The Power of Project Belize
The Power of Project Belize
Christine Lattanzio is a Tax partner in PwC’s New York office. She leads the New York Metro Real Estate Tax Practice and the National Real Estate Tax Practice. Christine has volunteered for youth education efforts for many years, working as a tutor for high school students and serving on the board of Streetwise Partners, a workforce development nonprofit. This summer, her passion for youth education took her to Belize City as a volunteer for PwC’s Project Belize youth financial literacy program. In this guest post, she shares how that experience impacted her.
I recently had the privilege of joining 200 of my PwC colleagues in Belize City to deliver our Earn Your Future financial literacy curriculum to hundreds of Belizean children from schools around the city. And yes, privilege is the right word. The bonding among PwC volunteers and students, as well as between PwC volunteers and the Belizean teachers and administrators, was something to see, particularly considering we were only together for four days. What I think united everyone so quickly was our common desire that all people be happy and successful, and the recognition that becoming financially literate is an important step toward personal success.
On the first day, 87 children ages 9-15 arrived at our school, St. Mary’s Anglican Primary School. Some of the students were tentative, not knowing what to expect. Others were excited, because they attended the Project Belize program the year before, or heard from a friend or neighbor that it was fun. A few of the older students arrived in “too cool for school” mode; their parents had sent them and these kids made sure we knew they weren’t present voluntarily. (One 12 year-old boy proudly announced he wouldn’t be back on Day 2, and ended up being one of the first to arrive the next morning!) In Belize, tuition is required for students to attend public high school. For that reason, children and their parents must be particularly motivated to continue education beyond elementary school. Part of our job as volunteers was to help them understand why continuing education is important. We had a challenging task ahead: inspire children to learn during their school break while sitting inside classrooms with no air conditioning during the hot, humid Belizean summer.

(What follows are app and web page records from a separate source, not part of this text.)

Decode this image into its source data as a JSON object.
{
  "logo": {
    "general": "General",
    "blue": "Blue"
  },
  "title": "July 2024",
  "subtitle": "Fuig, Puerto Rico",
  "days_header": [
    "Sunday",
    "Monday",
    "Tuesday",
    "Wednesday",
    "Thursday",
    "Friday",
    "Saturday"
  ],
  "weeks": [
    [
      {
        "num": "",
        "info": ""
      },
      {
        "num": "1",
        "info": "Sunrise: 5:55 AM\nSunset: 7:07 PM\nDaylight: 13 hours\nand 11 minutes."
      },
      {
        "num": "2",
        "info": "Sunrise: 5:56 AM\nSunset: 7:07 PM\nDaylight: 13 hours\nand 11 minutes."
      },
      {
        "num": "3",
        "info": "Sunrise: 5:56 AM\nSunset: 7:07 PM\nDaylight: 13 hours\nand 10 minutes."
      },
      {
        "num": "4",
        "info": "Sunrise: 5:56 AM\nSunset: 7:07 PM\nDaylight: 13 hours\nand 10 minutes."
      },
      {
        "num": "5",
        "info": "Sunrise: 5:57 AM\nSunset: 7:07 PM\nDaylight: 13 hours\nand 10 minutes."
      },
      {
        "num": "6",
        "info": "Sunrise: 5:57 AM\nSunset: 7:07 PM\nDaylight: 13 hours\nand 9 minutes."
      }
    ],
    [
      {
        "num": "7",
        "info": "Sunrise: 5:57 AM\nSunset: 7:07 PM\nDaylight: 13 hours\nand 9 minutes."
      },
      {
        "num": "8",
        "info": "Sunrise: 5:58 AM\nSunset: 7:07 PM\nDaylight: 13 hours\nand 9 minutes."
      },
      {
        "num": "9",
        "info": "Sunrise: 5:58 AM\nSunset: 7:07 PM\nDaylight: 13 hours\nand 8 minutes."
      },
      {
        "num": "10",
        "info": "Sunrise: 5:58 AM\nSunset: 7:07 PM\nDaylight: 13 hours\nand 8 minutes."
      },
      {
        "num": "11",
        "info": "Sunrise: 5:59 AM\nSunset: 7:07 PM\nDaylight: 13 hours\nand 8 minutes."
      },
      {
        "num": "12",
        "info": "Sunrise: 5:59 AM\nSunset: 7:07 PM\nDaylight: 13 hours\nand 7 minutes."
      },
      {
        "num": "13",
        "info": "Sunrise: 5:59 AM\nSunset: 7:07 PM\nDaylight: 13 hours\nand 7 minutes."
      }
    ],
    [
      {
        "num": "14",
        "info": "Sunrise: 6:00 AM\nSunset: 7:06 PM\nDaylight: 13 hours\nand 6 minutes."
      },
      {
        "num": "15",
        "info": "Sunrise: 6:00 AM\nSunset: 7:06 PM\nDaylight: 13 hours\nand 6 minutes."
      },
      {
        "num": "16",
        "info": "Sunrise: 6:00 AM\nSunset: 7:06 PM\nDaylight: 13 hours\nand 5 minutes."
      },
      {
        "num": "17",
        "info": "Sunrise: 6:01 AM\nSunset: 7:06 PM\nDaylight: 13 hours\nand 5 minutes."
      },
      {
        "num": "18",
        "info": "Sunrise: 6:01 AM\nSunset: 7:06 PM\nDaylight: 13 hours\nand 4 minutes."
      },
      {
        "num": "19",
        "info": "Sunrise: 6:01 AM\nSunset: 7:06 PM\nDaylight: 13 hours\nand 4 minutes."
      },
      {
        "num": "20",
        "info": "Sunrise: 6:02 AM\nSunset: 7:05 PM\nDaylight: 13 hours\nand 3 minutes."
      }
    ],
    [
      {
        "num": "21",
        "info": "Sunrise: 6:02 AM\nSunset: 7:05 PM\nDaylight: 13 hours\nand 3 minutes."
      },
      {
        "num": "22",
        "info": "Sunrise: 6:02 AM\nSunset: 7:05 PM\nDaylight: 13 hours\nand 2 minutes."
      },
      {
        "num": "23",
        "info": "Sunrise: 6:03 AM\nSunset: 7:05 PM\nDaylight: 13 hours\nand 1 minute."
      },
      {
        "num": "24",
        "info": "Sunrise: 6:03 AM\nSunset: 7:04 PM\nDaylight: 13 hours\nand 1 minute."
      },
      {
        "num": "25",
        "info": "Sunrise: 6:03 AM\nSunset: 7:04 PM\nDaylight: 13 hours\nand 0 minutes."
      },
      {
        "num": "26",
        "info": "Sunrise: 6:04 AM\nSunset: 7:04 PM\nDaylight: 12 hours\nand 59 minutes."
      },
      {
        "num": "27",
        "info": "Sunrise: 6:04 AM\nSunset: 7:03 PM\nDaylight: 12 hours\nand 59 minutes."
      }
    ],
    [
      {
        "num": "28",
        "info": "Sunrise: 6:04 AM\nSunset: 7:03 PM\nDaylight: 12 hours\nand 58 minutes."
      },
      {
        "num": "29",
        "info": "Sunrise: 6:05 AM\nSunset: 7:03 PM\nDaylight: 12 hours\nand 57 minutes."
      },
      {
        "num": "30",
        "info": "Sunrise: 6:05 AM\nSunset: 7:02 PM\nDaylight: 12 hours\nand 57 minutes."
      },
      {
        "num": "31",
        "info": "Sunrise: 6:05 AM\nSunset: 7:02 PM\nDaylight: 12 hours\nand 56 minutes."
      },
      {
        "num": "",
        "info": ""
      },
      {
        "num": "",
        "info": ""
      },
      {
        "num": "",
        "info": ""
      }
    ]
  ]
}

Prior to arriving in Belize, we familiarized ourselves with PwC’s Project Belize financial literacy lessons. While some of the material overlaps with the Earn Your Future curriculum that we deliver in the US, such as lessons on saving versus spending and how to create a budget, other topics are Belize-specific, such as what is required to open a savings account at a bank in the country. We also guided the students in identifying what they enjoy doing, and helped them set career goals and plans. Each day, we came to the classroom ready to improvise based upon the attentiveness and energy level of the class. Sometimes the students entered the room bursting with energy and were not ready to focus, such as right after lunch and recess. And much like any classroom, at times we had the attention of only some of the students. We quickly learned we could re-engage students through group activities, so we got creative, incorporating games like Hangman using financial terms, and made it competitive and fun, with students versus teachers. Other times students were totally absorbed in their work, when they began working on their final projects, for example. Their final project was to create a business plan for a product or service for which there is demand in Belize, and to prepare themselves to promote their businesses to potential customers. One by one the students opened up and it was rewarding to see their faces light up when they answered a question correctly or were commended for their work.
By the final day of the camp, we had 110 students participating at our school. The ranks had swelled as children and parents heard about the program. Our finale event was a business fair where students set up booths to promote their businesses and answered questions from the volunteers and parents. Children who had been reserved and didn’t make eye contact on Day 1 were explaining with confidence what kinds of deals they could offer us in their ice cream store, nail salon or music lesson business. Others who had decided to form not-for-profit ventures articulated their organization’s mission. One 15-year-old girl’s idea stood out: she would create an after-school program for kids to keep them out of the streets and encourage them to continue their education through high school and possibly on to college. She identified her competitors as gangs and drugs, and her sources of funding as donations from the public and income from a second job she would take to help finance the non-profit. She epitomized leadership and inspired all of us.
I left Belize City knowing that we had made a true impact on many children there, but I think my fellow volunteers would agree that the experience had an even bigger impact on us. We took knowledge that we use daily in our professional and personal lives (and that we probably take for granted) and helped children who don’t otherwise have access to these resources to start building a foundation for a solid future. Their expressions of gratitude – from hugs to homemade cards – were more than we could have asked for in return for our time. They made me want to do more.